One of the dangers of recognizing people who are called or gifted as an evangelist is that we tend to abandon our own responsibility to evangelize the world. I have frequently mentioned that evangelism is not one of my gifted areas. I do fill the role of pastor or teacher, but have never felt like I was an evangelist. I have always felt more comfortable helping people become a better disciple rather than leading them to an initial coming to faith or belief in Christ. The reality is that I cannot help people become a better disciple of Christ unless they first believe in Christ. Each of us has to be concerned with evangelism.
I recently read a quote by Charles Spurgeon in which he said “Have you no wish for others to be saved? Then you’re not saved yourself, be sure of that!” All of us must be concerned about the spreading of the gospel and the sharing of good news. That may not come easy to you. It is possible that it did not come easy for Timothy either. The Apostle Paul would write to him in 2 Timothy 4:5 that he should “do the work of an evangelist”. He did not say he had the office or a gift, but he did tell Timothy he was obligated to do the work of evangelizing. Work is not always fun or exciting, but it must be done. In Christianity, evangelism is work that must be done.
There are things we can lean on when we do not feel like we are an evangelist. For example, all of us have been given the the task of, or the ministry of reconciliation. 2 Corinthians 5:18 (NLT) says, “And all of this is a gift from God, who brought us back to himself through Christ. And God has given us this task of reconciling people to him.” Because we have been reconciled, we have the task of reconciling others to God. Because of what we have received, we are obligated to participate in the same process with others.

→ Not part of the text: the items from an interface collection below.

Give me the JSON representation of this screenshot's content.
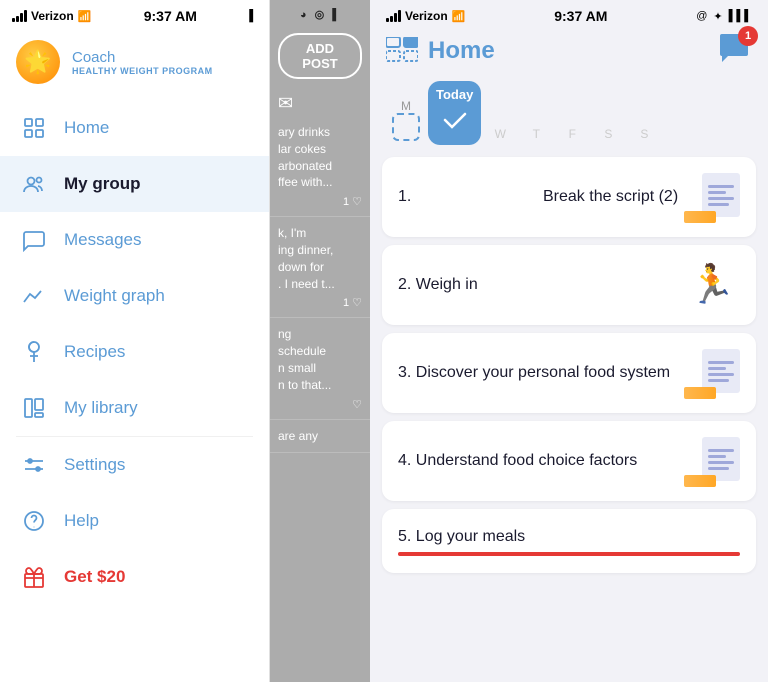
{
  "sidebar": {
    "status_bar": {
      "carrier": "Verizon",
      "time": "9:37 AM",
      "wifi": "📶",
      "battery": "🔋"
    },
    "coach": {
      "label": "Coach",
      "sublabel": "HEALTHY WEIGHT PROGRAM"
    },
    "nav_items": [
      {
        "id": "home",
        "label": "Home",
        "icon": "home"
      },
      {
        "id": "my-group",
        "label": "My group",
        "icon": "group",
        "active": true
      },
      {
        "id": "messages",
        "label": "Messages",
        "icon": "messages"
      },
      {
        "id": "weight-graph",
        "label": "Weight graph",
        "icon": "weight"
      },
      {
        "id": "recipes",
        "label": "Recipes",
        "icon": "recipes"
      },
      {
        "id": "my-library",
        "label": "My library",
        "icon": "library"
      },
      {
        "id": "settings",
        "label": "Settings",
        "icon": "settings"
      },
      {
        "id": "help",
        "label": "Help",
        "icon": "help"
      },
      {
        "id": "get20",
        "label": "Get $20",
        "icon": "gift",
        "special": true
      }
    ]
  },
  "middle_panel": {
    "add_post_label": "ADD POST",
    "feed": [
      {
        "text": "ary drinks\nlar cokes\narbonated\nffee with...",
        "likes": "1 ♡"
      },
      {
        "text": "k, I'm\ning dinner,\ndown for\n. I need t...",
        "likes": "1 ♡"
      },
      {
        "text": "ng\nschedule\nn small\nn to that...",
        "likes": "♡"
      }
    ]
  },
  "main_panel": {
    "status_bar": {
      "carrier": "Verizon",
      "time": "9:37 AM",
      "icons": "@ ✦ 🔋"
    },
    "header": {
      "title": "Home",
      "notification_count": "1"
    },
    "days": [
      {
        "label": "M",
        "today": false
      },
      {
        "label": "Today",
        "today": true
      },
      {
        "label": "W",
        "today": false
      },
      {
        "label": "T",
        "today": false
      },
      {
        "label": "F",
        "today": false
      },
      {
        "label": "S",
        "today": false
      },
      {
        "label": "S",
        "today": false
      }
    ],
    "tasks": [
      {
        "number": "1.",
        "title": "Break the script (2)",
        "icon_type": "checklist-pencil"
      },
      {
        "number": "2.",
        "title": "Weigh in",
        "icon_type": "person-scale"
      },
      {
        "number": "3.",
        "title": "Discover your personal food system",
        "icon_type": "checklist-pencil"
      },
      {
        "number": "4.",
        "title": "Understand food choice factors",
        "icon_type": "checklist-pencil"
      },
      {
        "number": "5.",
        "title": "Log your meals",
        "icon_type": "progress-bar"
      }
    ]
  }
}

Admittedly, the current climate of our world can make it even more intimidating to share our personal story of faith with others. The flip side is that it also provides significant opportunities for us to speak into people’s lives as they seek answers for turbulent, violent and hate-filled situations.

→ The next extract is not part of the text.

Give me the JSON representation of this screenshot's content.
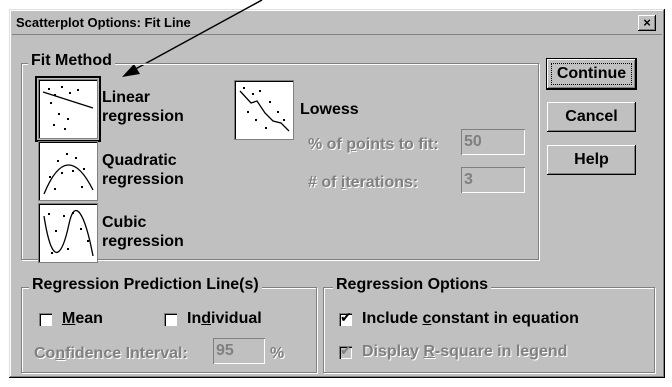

If you ever wonder how unbelievers feel about evangelism, I want to share with you a quote I heard from Penn Jillette. Penn is the talking half of the show “Penn & Teller”. They have a standing show in Las Vegas but are known worldwide for their magic performances. Penn Jillette is a very outspoken atheist, but he shares an interesting story about a man who brought him a New Testament and placed it in his hand one night after a show. He talks about how kind and considerate the man was. Though it did not change his belief or cause Penn to come to faith in Christ, something he said about that event made an impression that has always stuck with me. He was asked if evangelism was offensive to him and Penn Jillette responded, ““How much do you have to HATE somebody to believe everlasting life is possible and not tell them that?”. Even a devout atheist believed that if you think you have the answer of eternal life, you are obligated to share it.
I challenge you to do the work associated with evangelism. Tackle the task of reconciling people to God. Each of us has an obligation. Let’s love the world and not hate it.